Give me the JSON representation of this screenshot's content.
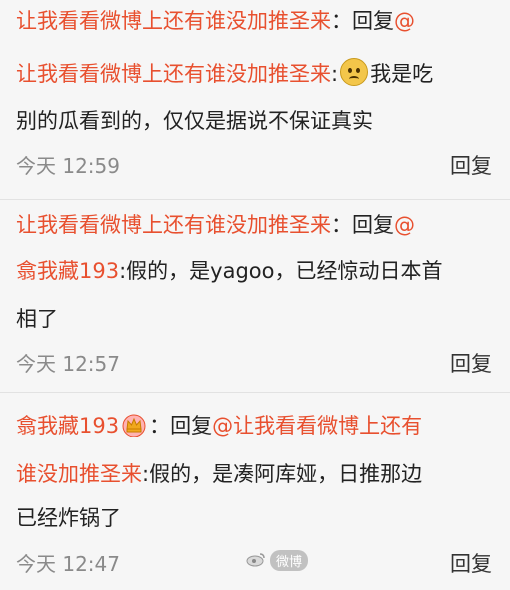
{
  "colors": {
    "link": "#e8502f",
    "time": "#8a8a8a",
    "background": "#f6f6f6"
  },
  "comments": [
    {
      "lines": [
        {
          "user": "让我看看微博上还有谁没加推圣来",
          "text": "：回复",
          "mention": "@"
        },
        {
          "mention": "让我看看微博上还有谁没加推圣来",
          "text": ":",
          "emoji": "pensive-face-icon",
          "text2": "我是吃"
        },
        {
          "text": "别的瓜看到的，仅仅是据说不保证真实"
        }
      ],
      "time": "今天 12:59",
      "reply": "回复"
    },
    {
      "lines": [
        {
          "user": "让我看看微博上还有谁没加推圣来",
          "text": "：回复",
          "mention": "@"
        },
        {
          "mention": "翕我藏193",
          "text": ":假的，是yagoo，已经惊动日本首"
        },
        {
          "text": "相了"
        }
      ],
      "time": "今天 12:57",
      "reply": "回复"
    },
    {
      "lines": [
        {
          "user": "翕我藏193",
          "badge": "crown-icon",
          "text": "：回复",
          "mention": "@让我看看微博上还有"
        },
        {
          "mention": "谁没加推圣来",
          "text": ":假的，是凑阿库娅，日推那边"
        },
        {
          "text": "已经炸锅了"
        }
      ],
      "time": "今天 12:47",
      "reply": "回复"
    }
  ],
  "watermark": {
    "text": "微博"
  }
}
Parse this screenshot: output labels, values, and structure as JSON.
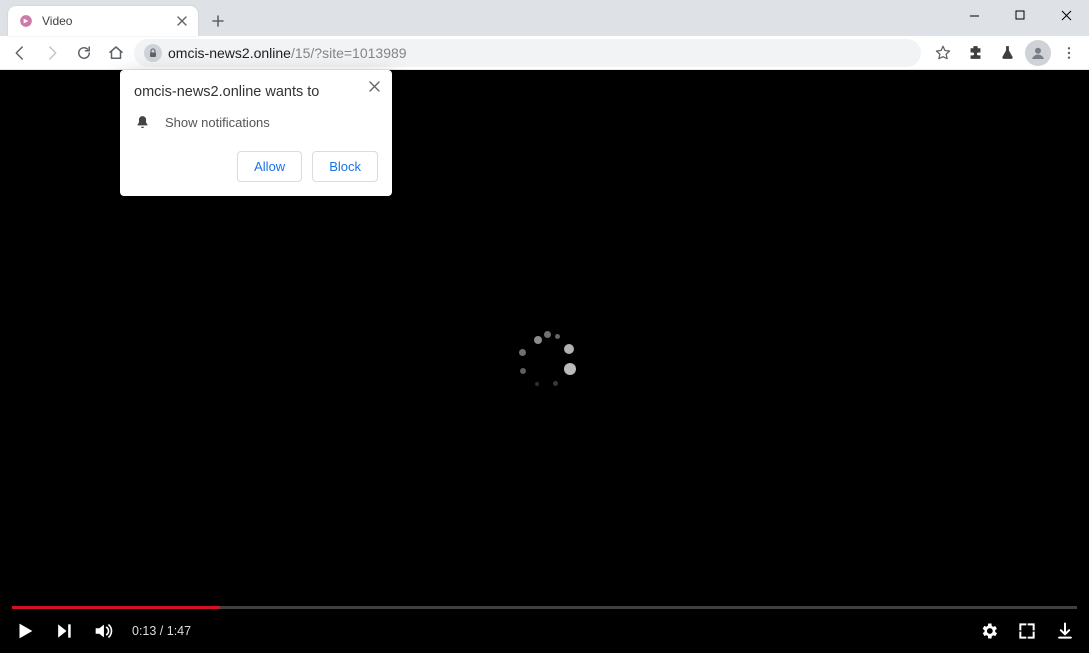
{
  "window": {
    "tab_title": "Video"
  },
  "toolbar": {
    "url_host": "omcis-news2.online",
    "url_path": "/15/?site=1013989"
  },
  "permission_popup": {
    "title": "omcis-news2.online wants to",
    "message": "Show notifications",
    "allow_label": "Allow",
    "block_label": "Block"
  },
  "player": {
    "current_time": "0:13",
    "duration": "1:47",
    "time_display": "0:13 / 1:47",
    "progress_percent": 19.5
  }
}
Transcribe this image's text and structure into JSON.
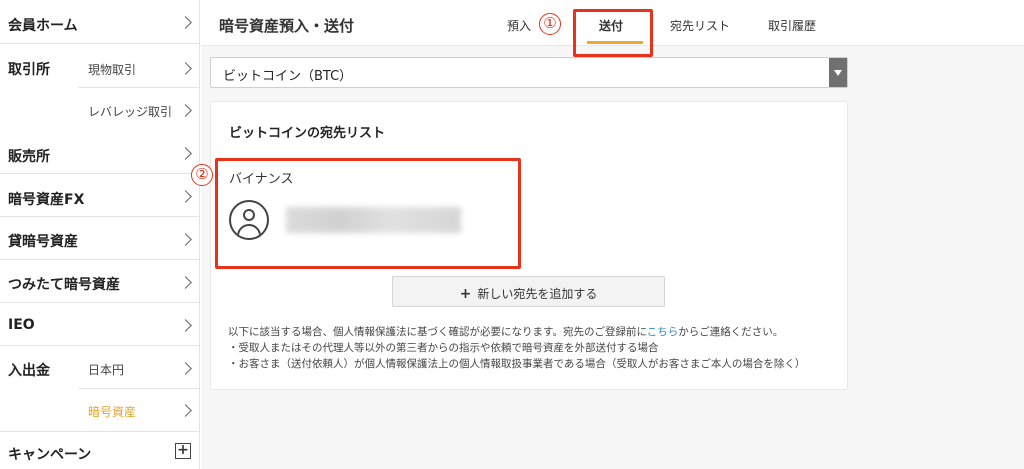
{
  "sidebar": {
    "member_home": "会員ホーム",
    "exchange": "取引所",
    "exchange_spot": "現物取引",
    "exchange_leverage": "レバレッジ取引",
    "shop": "販売所",
    "crypto_fx": "暗号資産FX",
    "lending": "貸暗号資産",
    "tsumitate": "つみたて暗号資産",
    "ieo": "IEO",
    "deposit_withdraw": "入出金",
    "dw_jpy": "日本円",
    "dw_crypto": "暗号資産",
    "campaign": "キャンペーン",
    "campaign_icon": "+"
  },
  "header": {
    "title": "暗号資産預入・送付",
    "tabs": [
      "預入",
      "送付",
      "宛先リスト",
      "取引履歴"
    ],
    "active_tab": "送付"
  },
  "annotations": {
    "one": "①",
    "two": "②"
  },
  "currency_select": {
    "value": "ビットコイン（BTC）"
  },
  "card": {
    "title": "ビットコインの宛先リスト",
    "contact_name": "バイナンス",
    "add_button_icon": "+",
    "add_button": "新しい宛先を追加する",
    "note_1_pre": "以下に該当する場合、個人情報保護法に基づく確認が必要になります。宛先のご登録前に",
    "note_1_link": "こちら",
    "note_1_post": "からご連絡ください。",
    "note_2": "・受取人またはその代理人等以外の第三者からの指示や依頼で暗号資産を外部送付する場合",
    "note_3": "・お客さま（送付依頼人）が個人情報保護法上の個人情報取扱事業者である場合（受取人がお客さまご本人の場合を除く）"
  },
  "colors": {
    "accent": "#f0a830",
    "highlight": "#e8321a",
    "link": "#2a8dc8"
  }
}
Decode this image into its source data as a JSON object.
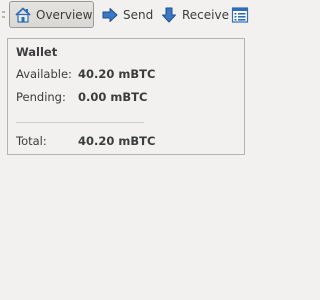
{
  "toolbar": {
    "overview_label": "Overview",
    "send_label": "Send",
    "receive_label": "Receive",
    "icons": {
      "overview": "home-icon",
      "send": "send-arrow-icon",
      "receive": "receive-arrow-icon",
      "more": "list-icon"
    },
    "active_tab": "Overview"
  },
  "wallet": {
    "title": "Wallet",
    "available_label": "Available:",
    "available_value": "40.20 mBTC",
    "pending_label": "Pending:",
    "pending_value": "0.00 mBTC",
    "total_label": "Total:",
    "total_value": "40.20 mBTC"
  },
  "colors": {
    "background": "#f2f1f0",
    "icon_blue": "#2f6db5",
    "text": "#3c3c3c"
  }
}
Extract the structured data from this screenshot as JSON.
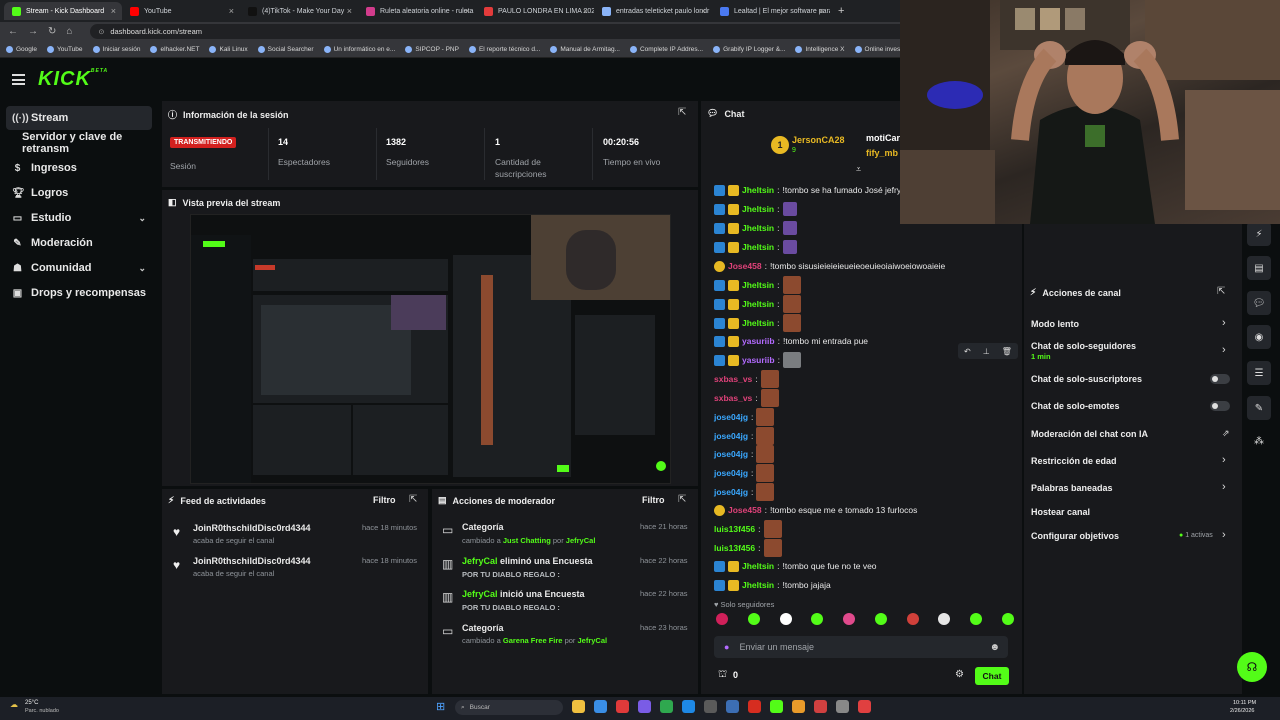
{
  "browser": {
    "tabs": [
      {
        "title": "Stream - Kick Dashboard",
        "color": "#53fc18",
        "active": true
      },
      {
        "title": "YouTube",
        "color": "#ff0000",
        "active": false
      },
      {
        "title": "(4)TikTok - Make Your Day",
        "color": "#111111",
        "active": false
      },
      {
        "title": "Ruleta aleatoria online - ruleta",
        "color": "#d23c8c",
        "active": false
      },
      {
        "title": "PAULO LONDRA EN LIMA 2026",
        "color": "#e33b3b",
        "active": false
      },
      {
        "title": "entradas teleticket paulo londr",
        "color": "#8ab4f8",
        "active": false
      },
      {
        "title": "Lealtad | El mejor software para",
        "color": "#4a79f0",
        "active": false
      }
    ],
    "new_tab": "+",
    "url": "dashboard.kick.com/stream",
    "bookmarks": [
      "Google",
      "YouTube",
      "Iniciar sesión",
      "elhacker.NET",
      "Kali Linux",
      "Social Searcher",
      "Un informático en e...",
      "SIPCOP - PNP",
      "El reporte técnico d...",
      "Manual de Armitag...",
      "Complete IP Addres...",
      "Grabify IP Logger &...",
      "Intelligence X",
      "Online investigation..."
    ]
  },
  "brand": {
    "logo": "KICK",
    "logo_tag": "BETA",
    "accent": "#53fc18"
  },
  "sidebar": {
    "items": [
      {
        "label": "Stream",
        "icon": "broadcast-icon"
      },
      {
        "label": "Servidor y clave de retransm"
      },
      {
        "label": "Ingresos",
        "icon": "dollar-icon"
      },
      {
        "label": "Logros",
        "icon": "trophy-icon"
      },
      {
        "label": "Estudio",
        "icon": "monitor-icon"
      },
      {
        "label": "Moderación",
        "icon": "wrench-icon"
      },
      {
        "label": "Comunidad",
        "icon": "people-icon"
      },
      {
        "label": "Drops y recompensas",
        "icon": "gift-icon"
      }
    ]
  },
  "session": {
    "title": "Información de la sesión",
    "status": "TRANSMITIENDO",
    "status_label": "Sesión",
    "stats": [
      {
        "value": "14",
        "label": "Espectadores"
      },
      {
        "value": "1382",
        "label": "Seguidores"
      },
      {
        "value": "1",
        "label": "Cantidad de suscripciones"
      },
      {
        "value": "00:20:56",
        "label": "Tiempo en vivo"
      }
    ]
  },
  "preview": {
    "title": "Vista previa del stream"
  },
  "feed": {
    "title": "Feed de actividades",
    "filter": "Filtro",
    "items": [
      {
        "name": "JoinR0thschildDisc0rd4344",
        "sub": "acaba de seguir el canal",
        "time": "hace 18 minutos"
      },
      {
        "name": "JoinR0thschildDisc0rd4344",
        "sub": "acaba de seguir el canal",
        "time": "hace 18 minutos"
      }
    ]
  },
  "modactions": {
    "title": "Acciones de moderador",
    "filter": "Filtro",
    "items": [
      {
        "title": "Categoría",
        "line": [
          "cambiado a ",
          "Just Chatting",
          " por ",
          "JefryCal"
        ],
        "time": "hace 21 horas"
      },
      {
        "title_user": "JefryCal",
        "title_rest": " eliminó una Encuesta",
        "sub": "POR TU DIABLO REGALO :",
        "time": "hace 22 horas"
      },
      {
        "title_user": "JefryCal",
        "title_rest": " inició una Encuesta",
        "sub": "POR TU DIABLO REGALO :",
        "time": "hace 22 horas"
      },
      {
        "title": "Categoría",
        "line": [
          "cambiado a ",
          "Garena Free Fire",
          " por ",
          "JefryCal"
        ],
        "time": "hace 23 horas"
      }
    ]
  },
  "chat": {
    "title": "Chat",
    "pinned": {
      "user1": "JersonCA28",
      "count": "9",
      "user2": "motiCarl",
      "user3": "fify_mb",
      "rank": "1"
    },
    "messages": [
      {
        "user": "Jheltsin",
        "color": "#53fc18",
        "text": "!tombo se ha fumado José jefry",
        "badges": "bb"
      },
      {
        "user": "Jheltsin",
        "color": "#53fc18",
        "text": "",
        "emote": "purple",
        "badges": "bb"
      },
      {
        "user": "Jheltsin",
        "color": "#53fc18",
        "text": "",
        "emote": "purple",
        "badges": "bb"
      },
      {
        "user": "Jheltsin",
        "color": "#53fc18",
        "text": "",
        "emote": "purple",
        "badges": "bb"
      },
      {
        "user": "Jose458",
        "color": "#e0427a",
        "text": "!tombo sisusieieieieueieoeuieoiaiwoeiowoaieie",
        "badges": "c"
      },
      {
        "user": "Jheltsin",
        "color": "#53fc18",
        "text": "",
        "emote": "brown",
        "badges": "bb"
      },
      {
        "user": "Jheltsin",
        "color": "#53fc18",
        "text": "",
        "emote": "brown",
        "badges": "bb"
      },
      {
        "user": "Jheltsin",
        "color": "#53fc18",
        "text": "",
        "emote": "brown",
        "badges": "bb"
      },
      {
        "user": "yasuriib",
        "color": "#b36bff",
        "text": "!tombo mi entrada pue",
        "badges": "bb"
      },
      {
        "user": "yasuriib",
        "color": "#b36bff",
        "text": "",
        "emote": "gray",
        "badges": "bb"
      },
      {
        "user": "sxbas_vs",
        "color": "#e0427a",
        "text": "",
        "emote": "brown",
        "badges": ""
      },
      {
        "user": "sxbas_vs",
        "color": "#e0427a",
        "text": "",
        "emote": "brown",
        "badges": ""
      },
      {
        "user": "jose04jg",
        "color": "#3aa8ff",
        "text": "",
        "emote": "brown",
        "badges": ""
      },
      {
        "user": "jose04jg",
        "color": "#3aa8ff",
        "text": "",
        "emote": "brown",
        "badges": ""
      },
      {
        "user": "jose04jg",
        "color": "#3aa8ff",
        "text": "",
        "emote": "brown",
        "badges": ""
      },
      {
        "user": "jose04jg",
        "color": "#3aa8ff",
        "text": "",
        "emote": "brown",
        "badges": ""
      },
      {
        "user": "jose04jg",
        "color": "#3aa8ff",
        "text": "",
        "emote": "brown",
        "badges": ""
      },
      {
        "user": "Jose458",
        "color": "#e0427a",
        "text": "!tombo esque me e tomado 13 furlocos",
        "badges": "c"
      },
      {
        "user": "luis13f456",
        "color": "#53fc18",
        "text": "",
        "emote": "brown",
        "badges": ""
      },
      {
        "user": "luis13f456",
        "color": "#53fc18",
        "text": "",
        "emote": "brown",
        "badges": ""
      },
      {
        "user": "Jheltsin",
        "color": "#53fc18",
        "text": "!tombo que fue no te veo",
        "badges": "bb"
      },
      {
        "user": "Jheltsin",
        "color": "#53fc18",
        "text": "!tombo jajaja",
        "badges": "bb"
      }
    ],
    "followers_only": "Solo seguidores",
    "input_placeholder": "Enviar un mensaje",
    "points": "0",
    "send_label": "Chat"
  },
  "channel_actions": {
    "title": "Acciones de canal",
    "items": [
      {
        "label": "Modo lento",
        "type": "chevron"
      },
      {
        "label": "Chat de solo-seguidores",
        "sub": "1 min",
        "type": "chevron"
      },
      {
        "label": "Chat de solo-suscriptores",
        "type": "toggle"
      },
      {
        "label": "Chat de solo-emotes",
        "type": "toggle"
      },
      {
        "label": "Moderación del chat con IA",
        "type": "external"
      },
      {
        "label": "Restricción de edad",
        "type": "chevron"
      },
      {
        "label": "Palabras baneadas",
        "type": "chevron"
      },
      {
        "label": "Hostear canal",
        "type": "none"
      },
      {
        "label": "Configurar objetivos",
        "badge": "1 activas",
        "type": "chevron"
      }
    ]
  },
  "taskbar": {
    "weather_temp": "25°C",
    "weather_desc": "Parc. nublado",
    "search": "Buscar",
    "time": "10:11 PM",
    "date": "2/26/2026"
  }
}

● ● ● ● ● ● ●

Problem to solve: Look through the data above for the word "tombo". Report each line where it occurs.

Task output:
        "text": "!tombo se ha fumado José jefry",
        "text": "!tombo sisusieieieieueieoeuieoiaiwoeiowoaieie",
        "text": "!tombo mi entrada pue",
        "text": "!tombo esque me e tomado 13 furlocos",
        "text": "!tombo que fue no te veo",
        "text": "!tombo jajaja",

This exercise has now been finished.